Fortunately, that doesn’t seem to bother Present, who is impressed by Kimberly’s personal reflections and discovers that he’s the first person other than a perp to actually see and hear him. This lays the groundwork for one of the more underdeveloped aspects of the Anders and Morris script, the shy romance.
A more consistent focus is given to Present’s determination to find a chink in Clint’s armor of cynicism, a promise he made to his dying sister (Andrea Anders) years ago. But Clint is not intimidated by the present or any of his ghost companions. Instead, he turns the tables on them, finding himself a particularly malleable plaything when he starts grilling the present about his own past.
This creature A Christmas Carol, we know that no matter how convoluted the plot is, it emerges with lessons learned and dark souls brought to light. The film makes some solid points about how online culture has fostered an epidemic of meanness and how choosing kindness isn’t a single step but a gradual process within all of us. A big all-stops-out finale, “Do a Little Good” is the best of the songs and an effective delivery method for that holiday message.
The film is certainly colorful enough, although the fantasy version of Christmastime Manhattan looks as flat and artificial as Victorian London. It all feels like a department store holiday window display, nothing more real than the CG-heavy ghost world inhabited by the haunting team.

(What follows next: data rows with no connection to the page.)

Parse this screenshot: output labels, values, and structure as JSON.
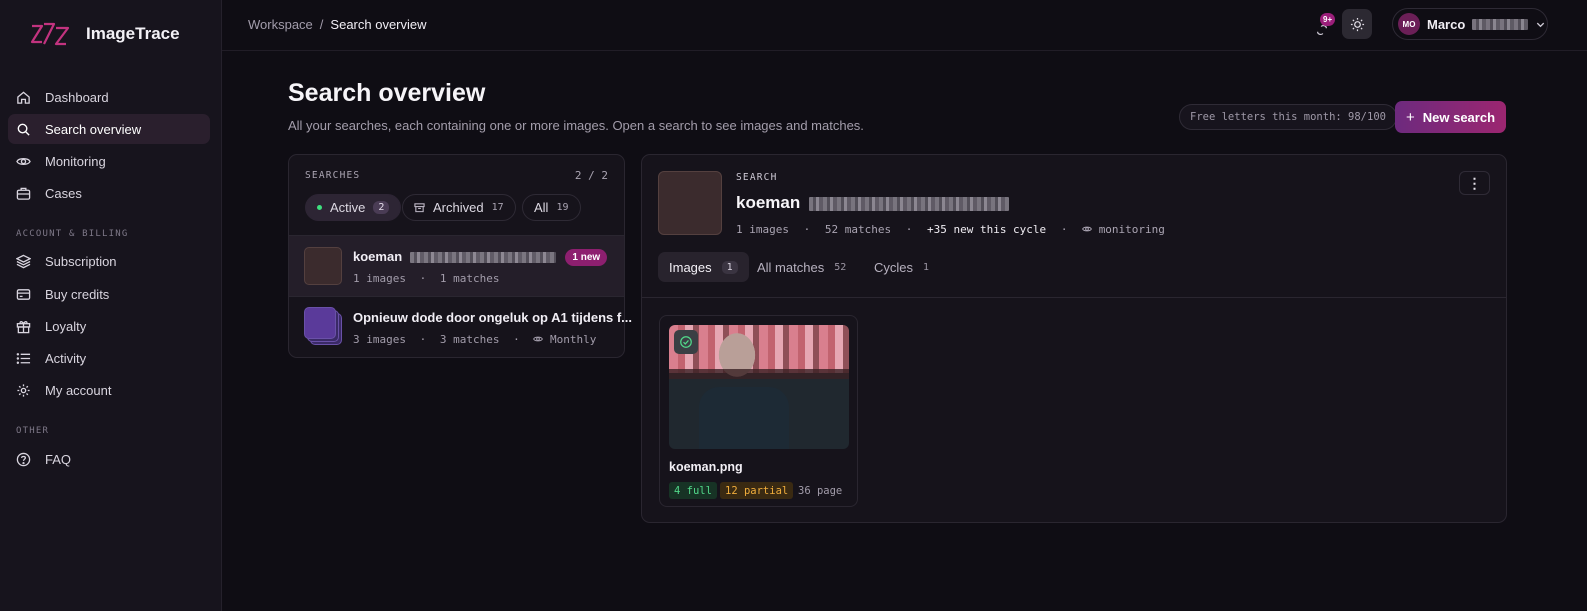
{
  "app": {
    "name": "ImageTrace"
  },
  "sidebar": {
    "items": [
      {
        "label": "Dashboard",
        "icon": "home-icon"
      },
      {
        "label": "Search overview",
        "icon": "search-icon",
        "active": true
      },
      {
        "label": "Monitoring",
        "icon": "eye-icon"
      },
      {
        "label": "Cases",
        "icon": "briefcase-icon"
      }
    ],
    "section_billing": "ACCOUNT & BILLING",
    "billing_items": [
      {
        "label": "Subscription",
        "icon": "layers-icon"
      },
      {
        "label": "Buy credits",
        "icon": "credit-card-icon"
      },
      {
        "label": "Loyalty",
        "icon": "gift-icon"
      },
      {
        "label": "Activity",
        "icon": "list-icon"
      },
      {
        "label": "My account",
        "icon": "gear-icon"
      }
    ],
    "section_other": "OTHER",
    "other_items": [
      {
        "label": "FAQ",
        "icon": "help-circle-icon"
      }
    ]
  },
  "topbar": {
    "breadcrumb": {
      "root": "Workspace",
      "separator": "/",
      "current": "Search overview"
    },
    "notifications_badge": "9+",
    "user": {
      "initials": "MO",
      "name": "Marco"
    }
  },
  "header": {
    "title": "Search overview",
    "subtitle": "All your searches, each containing one or more images. Open a search to see images and matches.",
    "free_letters": "Free letters this month: 98/100",
    "new_search_label": "New search"
  },
  "searches": {
    "label": "SEARCHES",
    "count": "2 / 2",
    "filters": [
      {
        "label": "Active",
        "count": "2",
        "active": true
      },
      {
        "label": "Archived",
        "count": "17"
      },
      {
        "label": "All",
        "count": "19"
      }
    ],
    "rows": [
      {
        "title": "koeman",
        "badge": "1 new",
        "images": "1 images",
        "matches": "1 matches",
        "selected": true
      },
      {
        "title": "Opnieuw dode door ongeluk op A1 tijdens f...",
        "images": "3 images",
        "matches": "3 matches",
        "monitor": "Monthly"
      }
    ]
  },
  "detail": {
    "label": "SEARCH",
    "title": "koeman",
    "meta": {
      "images": "1 images",
      "matches": "52 matches",
      "new": "+35 new this cycle",
      "monitor": "monitoring"
    },
    "tabs": [
      {
        "label": "Images",
        "count": "1",
        "active": true
      },
      {
        "label": "All matches",
        "count": "52"
      },
      {
        "label": "Cycles",
        "count": "1"
      }
    ],
    "image_card": {
      "filename": "koeman.png",
      "full": "4 full",
      "partial": "12 partial",
      "page": "36 page"
    }
  },
  "colors": {
    "accent": "#9c2670",
    "background": "#0f0d14",
    "success": "#52d98a",
    "warning": "#f0ad3c"
  }
}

Morgan’s voice work provides a few laughs, which come under the grim reaper-style cloak of a yet-to-be-coming Christmas, and a few star guests help build interest. But lively Its buoyancy is owed primarily to Ferrell and Reynolds’ sizzling rapport, ultimately showcasing the film’s most convincing love story.
Reynolds’ glib stick is framed here as an unrepentant, greed-driven a-hole who’s never faced a situation he can’t manipulate to his advantage. But somehow, Present’s naivety reveals the humanity that remains in him.
Ferrell, who gets the best lines, many of which are just throwaways, is an innocent strain of existential crisis, a place of chaos and confusion where the comedian thrives. I can almost forgive all the oafish musical diarrhea for the joy of watching the ancient spirit on TV and proclaiming in a voice filled with wonderful discovery: “I think I may have moderate to severe Crohn’s disease!”